Exercise aim: Retype the entries below exactly, and keep every picture out of your version.

Supplied entries:

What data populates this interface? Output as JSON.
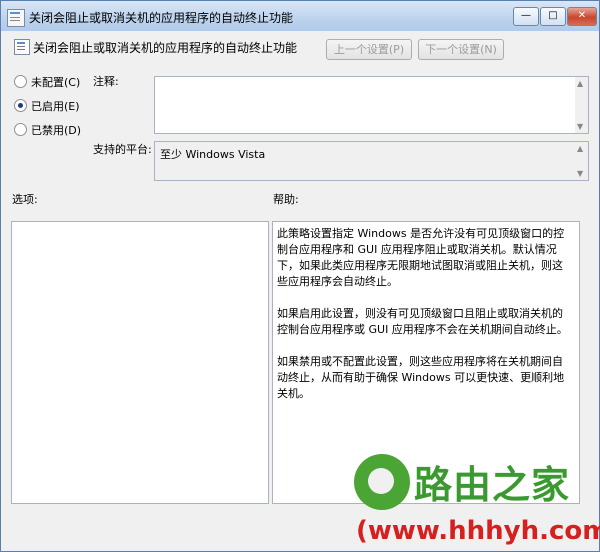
{
  "window": {
    "title": "关闭会阻止或取消关机的应用程序的自动终止功能",
    "controls": {
      "minimize": "—",
      "maximize": "□",
      "close": "✕"
    }
  },
  "header": {
    "title": "关闭会阻止或取消关机的应用程序的自动终止功能",
    "prev_label": "上一个设置(P)",
    "next_label": "下一个设置(N)"
  },
  "state": {
    "options": [
      {
        "label": "未配置(C)",
        "checked": false
      },
      {
        "label": "已启用(E)",
        "checked": true
      },
      {
        "label": "已禁用(D)",
        "checked": false
      }
    ]
  },
  "comment": {
    "label": "注释:",
    "value": ""
  },
  "platform": {
    "label": "支持的平台:",
    "value": "至少 Windows Vista"
  },
  "options_section": {
    "label": "选项:"
  },
  "help": {
    "label": "帮助:",
    "paragraphs": [
      "此策略设置指定 Windows 是否允许没有可见顶级窗口的控制台应用程序和 GUI 应用程序阻止或取消关机。默认情况下，如果此类应用程序无限期地试图取消或阻止关机，则这些应用程序会自动终止。",
      "如果启用此设置，则没有可见顶级窗口且阻止或取消关机的控制台应用程序或 GUI 应用程序不会在关机期间自动终止。",
      "如果禁用或不配置此设置，则这些应用程序将在关机期间自动终止，从而有助于确保 Windows 可以更快速、更顺利地关机。"
    ]
  },
  "watermark": {
    "brand": "路由之家",
    "url": "(www.hhhyh.com)"
  },
  "colors": {
    "titlebar": "#bcd3ee",
    "selected_radio": "#1b3f82",
    "watermark_green": "#3b9a2f",
    "watermark_red": "#d62020"
  }
}
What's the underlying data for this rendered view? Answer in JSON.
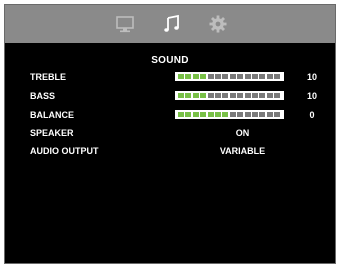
{
  "tabs": [
    {
      "name": "display",
      "icon": "monitor-icon",
      "active": false
    },
    {
      "name": "sound",
      "icon": "music-note-icon",
      "active": true
    },
    {
      "name": "settings",
      "icon": "gear-icon",
      "active": false
    }
  ],
  "colors": {
    "accent_bar": "#78c046",
    "bar_off": "#7a7a7a",
    "tab_bg": "#8a8a8a",
    "background": "#000000"
  },
  "title": "SOUND",
  "items": [
    {
      "label": "TREBLE",
      "value": "10",
      "level": 0.3
    },
    {
      "label": "BASS",
      "value": "10",
      "level": 0.3
    },
    {
      "label": "BALANCE",
      "value": "0",
      "level": 0.5
    },
    {
      "label": "SPEAKER",
      "value": "ON"
    },
    {
      "label": "AUDIO OUTPUT",
      "value": "VARIABLE"
    }
  ]
}
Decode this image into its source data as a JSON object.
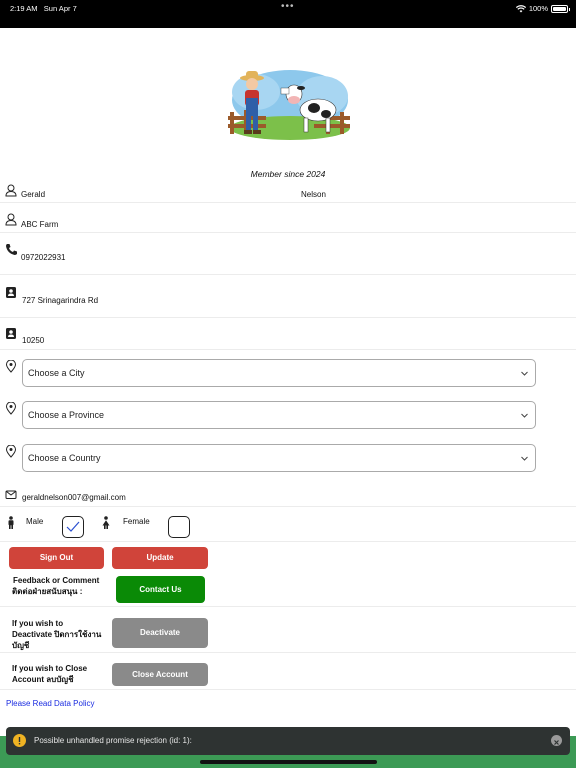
{
  "status_bar": {
    "time": "2:19 AM",
    "date": "Sun Apr 7",
    "battery": "100%",
    "battery_level": 1.0
  },
  "profile": {
    "member_since": "Member since 2024",
    "first_name": "Gerald",
    "last_name": "Nelson",
    "farm_name": "ABC Farm",
    "phone": "0972022931",
    "address": "727 Srinagarindra Rd",
    "postal_code": "10250",
    "email": "geraldnelson007@gmail.com"
  },
  "selects": {
    "city": "Choose a City",
    "province": "Choose a Province",
    "country": "Choose a Country"
  },
  "gender": {
    "male_label": "Male",
    "female_label": "Female",
    "male_checked": true,
    "female_checked": false
  },
  "buttons": {
    "sign_out": "Sign Out",
    "update": "Update",
    "contact_us": "Contact Us",
    "deactivate": "Deactivate",
    "close_account": "Close Account"
  },
  "labels": {
    "feedback_line1": "Feedback or Comment",
    "feedback_line2": "ติดต่อฝ่ายสนับสนุน :",
    "deactivate_line1": "If you wish to",
    "deactivate_line2": "Deactivate  ปิดการใช้งาน",
    "deactivate_line3": "บัญชี",
    "close_line1": "If you wish to Close",
    "close_line2": "Account  ลบบัญชี"
  },
  "links": {
    "data_policy": "Please Read Data Policy"
  },
  "toast": {
    "message": "Possible unhandled promise rejection (id: 1):"
  },
  "colors": {
    "red_button": "#d0443a",
    "green_button": "#0a8a06",
    "gray_button": "#8a8a8a",
    "link": "#1a2ce0",
    "toast_bg": "#2e3332"
  },
  "icons": {
    "name": "person-outline-icon",
    "farm": "person-outline-icon",
    "phone": "phone-icon",
    "address": "contact-card-icon",
    "postal": "contact-card-icon",
    "city": "location-pin-icon",
    "province": "location-pin-icon",
    "country": "location-pin-icon",
    "email": "mail-icon",
    "male": "male-person-icon",
    "female": "female-person-icon"
  }
}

Reply to the task:
What data populates this interface? Output as JSON.
{
  "window": {
    "title": "关闭会阻止或取消关机的应用程序的自动终止功能",
    "controls": {
      "minimize": "—",
      "maximize": "□",
      "close": "✕"
    }
  },
  "header": {
    "title": "关闭会阻止或取消关机的应用程序的自动终止功能",
    "prev_label": "上一个设置(P)",
    "next_label": "下一个设置(N)"
  },
  "state": {
    "options": [
      {
        "label": "未配置(C)",
        "checked": false
      },
      {
        "label": "已启用(E)",
        "checked": true
      },
      {
        "label": "已禁用(D)",
        "checked": false
      }
    ]
  },
  "comment": {
    "label": "注释:",
    "value": ""
  },
  "platform": {
    "label": "支持的平台:",
    "value": "至少 Windows Vista"
  },
  "options_section": {
    "label": "选项:"
  },
  "help": {
    "label": "帮助:",
    "paragraphs": [
      "此策略设置指定 Windows 是否允许没有可见顶级窗口的控制台应用程序和 GUI 应用程序阻止或取消关机。默认情况下，如果此类应用程序无限期地试图取消或阻止关机，则这些应用程序会自动终止。",
      "如果启用此设置，则没有可见顶级窗口且阻止或取消关机的控制台应用程序或 GUI 应用程序不会在关机期间自动终止。",
      "如果禁用或不配置此设置，则这些应用程序将在关机期间自动终止，从而有助于确保 Windows 可以更快速、更顺利地关机。"
    ]
  },
  "watermark": {
    "brand": "路由之家",
    "url": "(www.hhhyh.com)"
  },
  "colors": {
    "titlebar": "#bcd3ee",
    "selected_radio": "#1b3f82",
    "watermark_green": "#3b9a2f",
    "watermark_red": "#d62020"
  }
}
What's the underlying data for this rendered view? Answer in JSON.
{
  "tabs": [
    {
      "name": "display",
      "icon": "monitor-icon",
      "active": false
    },
    {
      "name": "sound",
      "icon": "music-note-icon",
      "active": true
    },
    {
      "name": "settings",
      "icon": "gear-icon",
      "active": false
    }
  ],
  "colors": {
    "accent_bar": "#78c046",
    "bar_off": "#7a7a7a",
    "tab_bg": "#8a8a8a",
    "background": "#000000"
  },
  "title": "SOUND",
  "items": [
    {
      "label": "TREBLE",
      "value": "10",
      "level": 0.3
    },
    {
      "label": "BASS",
      "value": "10",
      "level": 0.3
    },
    {
      "label": "BALANCE",
      "value": "0",
      "level": 0.5
    },
    {
      "label": "SPEAKER",
      "value": "ON"
    },
    {
      "label": "AUDIO OUTPUT",
      "value": "VARIABLE"
    }
  ]
}
Decode this image into its source data as a JSON object.
{
  "status_bar": {
    "time": "2:19 AM",
    "date": "Sun Apr 7",
    "battery": "100%",
    "battery_level": 1.0
  },
  "profile": {
    "member_since": "Member since 2024",
    "first_name": "Gerald",
    "last_name": "Nelson",
    "farm_name": "ABC Farm",
    "phone": "0972022931",
    "address": "727 Srinagarindra Rd",
    "postal_code": "10250",
    "email": "geraldnelson007@gmail.com"
  },
  "selects": {
    "city": "Choose a City",
    "province": "Choose a Province",
    "country": "Choose a Country"
  },
  "gender": {
    "male_label": "Male",
    "female_label": "Female",
    "male_checked": true,
    "female_checked": false
  },
  "buttons": {
    "sign_out": "Sign Out",
    "update": "Update",
    "contact_us": "Contact Us",
    "deactivate": "Deactivate",
    "close_account": "Close Account"
  },
  "labels": {
    "feedback_line1": "Feedback or Comment",
    "feedback_line2": "ติดต่อฝ่ายสนับสนุน :",
    "deactivate_line1": "If you wish to",
    "deactivate_line2": "Deactivate  ปิดการใช้งาน",
    "deactivate_line3": "บัญชี",
    "close_line1": "If you wish to Close",
    "close_line2": "Account  ลบบัญชี"
  },
  "links": {
    "data_policy": "Please Read Data Policy"
  },
  "toast": {
    "message": "Possible unhandled promise rejection (id: 1):"
  },
  "colors": {
    "red_button": "#d0443a",
    "green_button": "#0a8a06",
    "gray_button": "#8a8a8a",
    "link": "#1a2ce0",
    "toast_bg": "#2e3332"
  },
  "icons": {
    "name": "person-outline-icon",
    "farm": "person-outline-icon",
    "phone": "phone-icon",
    "address": "contact-card-icon",
    "postal": "contact-card-icon",
    "city": "location-pin-icon",
    "province": "location-pin-icon",
    "country": "location-pin-icon",
    "email": "mail-icon",
    "male": "male-person-icon",
    "female": "female-person-icon"
  }
}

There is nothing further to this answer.